A miscarriage is the loss of a pregnancy during the first 23 weeks. The main sign of a miscarriage is vaginal bleeding. This may be followed by cramping and pain in the lower abdomen.
An ectopic pregnancy is one that develops in the fallopian tubes instead of in the womb. Sometimes an ectopic pregnancy can also develop in the abdominal cavity. An ectopic pregnancy is a serious, life-threatening condition and will end in miscarriage.
On this page
- General UK miscarriage statistics
- Risk of miscarriage after 12 weeks
- Risk of miscarriage by week of pregnancy
- Risk of recurrent miscarriage
- IVF and miscarriage risk
- Why miscarriage happens
Things that affect your risk of miscarriage
- Your age
- Your partner’s age
- Previous miscarriages
- Previous live births
- PCOS diagnosis
- Previous pregnancy history
- Previous medical history
Most miscarriages happen in the first 12 weeks, known as early pregnancy.
Many miscarriages in the first trimester are caused by chromosomal abnormalities (problems in development) in the baby but it is thought that around half have underlying causes.
- An estimated 1 in 5 pregnancies ends in miscarriage (1 in 6 if we only count women who realised/reported the miscarriage)
- Around 11 in 1,000 pregnancies are ectopic
- About 1 in 100 women in the UK experience recurrent miscarriages (3 or more in a row)
- More than 6 in 10 of women who have a recurrent miscarriage go on to have a successful pregnancy
The risk of miscarriage greatly reduces in the second trimester.
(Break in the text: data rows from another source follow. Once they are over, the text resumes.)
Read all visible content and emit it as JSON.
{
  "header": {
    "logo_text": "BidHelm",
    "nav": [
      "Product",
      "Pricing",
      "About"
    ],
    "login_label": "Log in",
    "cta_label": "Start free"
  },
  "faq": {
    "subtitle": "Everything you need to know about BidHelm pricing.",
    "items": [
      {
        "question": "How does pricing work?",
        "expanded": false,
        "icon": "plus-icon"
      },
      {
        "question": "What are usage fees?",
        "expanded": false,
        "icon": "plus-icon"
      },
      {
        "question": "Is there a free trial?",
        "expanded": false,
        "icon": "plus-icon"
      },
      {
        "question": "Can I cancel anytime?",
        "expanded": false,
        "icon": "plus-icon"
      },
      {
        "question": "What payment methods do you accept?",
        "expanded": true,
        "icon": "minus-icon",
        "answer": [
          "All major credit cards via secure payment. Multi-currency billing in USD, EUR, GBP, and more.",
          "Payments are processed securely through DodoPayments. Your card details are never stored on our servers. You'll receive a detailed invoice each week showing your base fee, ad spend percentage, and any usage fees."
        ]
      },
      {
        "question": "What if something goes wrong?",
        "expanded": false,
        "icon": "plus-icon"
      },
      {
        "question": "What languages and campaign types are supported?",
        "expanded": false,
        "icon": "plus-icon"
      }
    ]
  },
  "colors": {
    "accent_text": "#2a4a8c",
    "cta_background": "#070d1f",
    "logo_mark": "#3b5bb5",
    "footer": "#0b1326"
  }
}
This is called late miscarriage.
- Around 1-2 in 100 women have a miscarriage in the second trimester
Reliable research and statistics breaking down the risk of miscarriage by week of pregnancy don’t really exist.
Most women are very aware of the rate of miscarriage falling by the end of week 12 and this is supported by a lot of research, but there is another point earlier that the risk also goes down.
According to one study, once a pregnancy gets past 6/7 weeks and has a heartbeat, the risk of having a miscarriage drops to around 10%.
Many women will not be aware of this point and commonly the heartbeat is not checked until the first ultrasound scan around week 11/12, but those who have had fertility treatment or are having early scans for other reasons will be able to date their pregnancy accurately and will know when they have passed this milestone.
Recurrent miscarriage is 3 or more miscarriages in a row.
- After each miscarriage your risk of another increases
- 1 in 100 women experience recurrent miscarriage
- If the cause is unknown, 6 out of 10 women who have had three miscarriages will go on to have a baby.
- The cause is unknown in around half of cases of recurrent miscarriages
Study shows risk decreases as pregnancy progresses
One research study of more than 300 women with a history of recurrent miscarriage showed that those who saw a heartbeat at 6 weeks of pregnancy had a 78% chance of the pregnancy continuing. It also showed that seeing a heartbeat at 8 weeks increased the chance of a continuing pregnancy to 98% and at 10 weeks that went up to 99.4%.
Research suggests that assisted reproduction (in vitro fertilisation etc) has a small, if any, increased risk of miscarriage in itself as a treatment. The usual risks of age, father's age and previous pregnancy history apply.
We have information on the known causes of early, late and recurrent miscarriage here.
But too often health professionals are not able to tell women why they have had a miscarriage. This area of research is underfunded, with many taking an unhelpful (and unique to pregnancy) approach of ‘It was not meant to be’.
Research into why miscarriage happens is the only way we can save lives and prevent future loss. In 2016, Tommy’s opened the UK’s first national centre dedicated to miscarriage research.